## [Component data from apps and pages]
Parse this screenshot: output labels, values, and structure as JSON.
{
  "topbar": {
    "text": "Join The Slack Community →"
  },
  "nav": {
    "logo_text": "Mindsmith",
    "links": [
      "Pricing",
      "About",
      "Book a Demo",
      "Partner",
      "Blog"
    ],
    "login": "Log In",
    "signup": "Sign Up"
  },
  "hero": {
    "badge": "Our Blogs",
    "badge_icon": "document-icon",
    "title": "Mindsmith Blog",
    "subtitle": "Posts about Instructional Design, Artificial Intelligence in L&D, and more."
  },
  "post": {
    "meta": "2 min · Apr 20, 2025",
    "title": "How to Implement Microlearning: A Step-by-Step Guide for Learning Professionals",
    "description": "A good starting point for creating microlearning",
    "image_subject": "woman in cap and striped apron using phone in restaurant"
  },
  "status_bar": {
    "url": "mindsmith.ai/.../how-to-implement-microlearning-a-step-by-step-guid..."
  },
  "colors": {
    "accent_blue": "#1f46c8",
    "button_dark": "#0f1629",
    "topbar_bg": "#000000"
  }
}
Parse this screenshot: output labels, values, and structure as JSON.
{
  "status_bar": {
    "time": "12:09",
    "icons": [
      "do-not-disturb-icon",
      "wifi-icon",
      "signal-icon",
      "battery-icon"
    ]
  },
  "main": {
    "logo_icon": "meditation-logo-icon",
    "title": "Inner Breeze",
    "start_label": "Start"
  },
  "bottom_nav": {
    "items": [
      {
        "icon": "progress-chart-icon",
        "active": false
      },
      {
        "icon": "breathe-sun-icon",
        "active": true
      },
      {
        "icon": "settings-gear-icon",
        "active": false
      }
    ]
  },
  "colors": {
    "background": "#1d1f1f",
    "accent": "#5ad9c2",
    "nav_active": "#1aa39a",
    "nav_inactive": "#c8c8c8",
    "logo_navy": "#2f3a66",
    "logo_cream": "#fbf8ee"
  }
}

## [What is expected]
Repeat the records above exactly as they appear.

## [Task result]
Parse this screenshot: output labels, values, and structure as JSON.
{
  "topbar": {
    "text": "Join The Slack Community →"
  },
  "nav": {
    "logo_text": "Mindsmith",
    "links": [
      "Pricing",
      "About",
      "Book a Demo",
      "Partner",
      "Blog"
    ],
    "login": "Log In",
    "signup": "Sign Up"
  },
  "hero": {
    "badge": "Our Blogs",
    "badge_icon": "document-icon",
    "title": "Mindsmith Blog",
    "subtitle": "Posts about Instructional Design, Artificial Intelligence in L&D, and more."
  },
  "post": {
    "meta": "2 min · Apr 20, 2025",
    "title": "How to Implement Microlearning: A Step-by-Step Guide for Learning Professionals",
    "description": "A good starting point for creating microlearning",
    "image_subject": "woman in cap and striped apron using phone in restaurant"
  },
  "status_bar": {
    "url": "mindsmith.ai/.../how-to-implement-microlearning-a-step-by-step-guid..."
  },
  "colors": {
    "accent_blue": "#1f46c8",
    "button_dark": "#0f1629",
    "topbar_bg": "#000000"
  }
}
Parse this screenshot: output labels, values, and structure as JSON.
{
  "status_bar": {
    "time": "12:09",
    "icons": [
      "do-not-disturb-icon",
      "wifi-icon",
      "signal-icon",
      "battery-icon"
    ]
  },
  "main": {
    "logo_icon": "meditation-logo-icon",
    "title": "Inner Breeze",
    "start_label": "Start"
  },
  "bottom_nav": {
    "items": [
      {
        "icon": "progress-chart-icon",
        "active": false
      },
      {
        "icon": "breathe-sun-icon",
        "active": true
      },
      {
        "icon": "settings-gear-icon",
        "active": false
      }
    ]
  },
  "colors": {
    "background": "#1d1f1f",
    "accent": "#5ad9c2",
    "nav_active": "#1aa39a",
    "nav_inactive": "#c8c8c8",
    "logo_navy": "#2f3a66",
    "logo_cream": "#fbf8ee"
  }
}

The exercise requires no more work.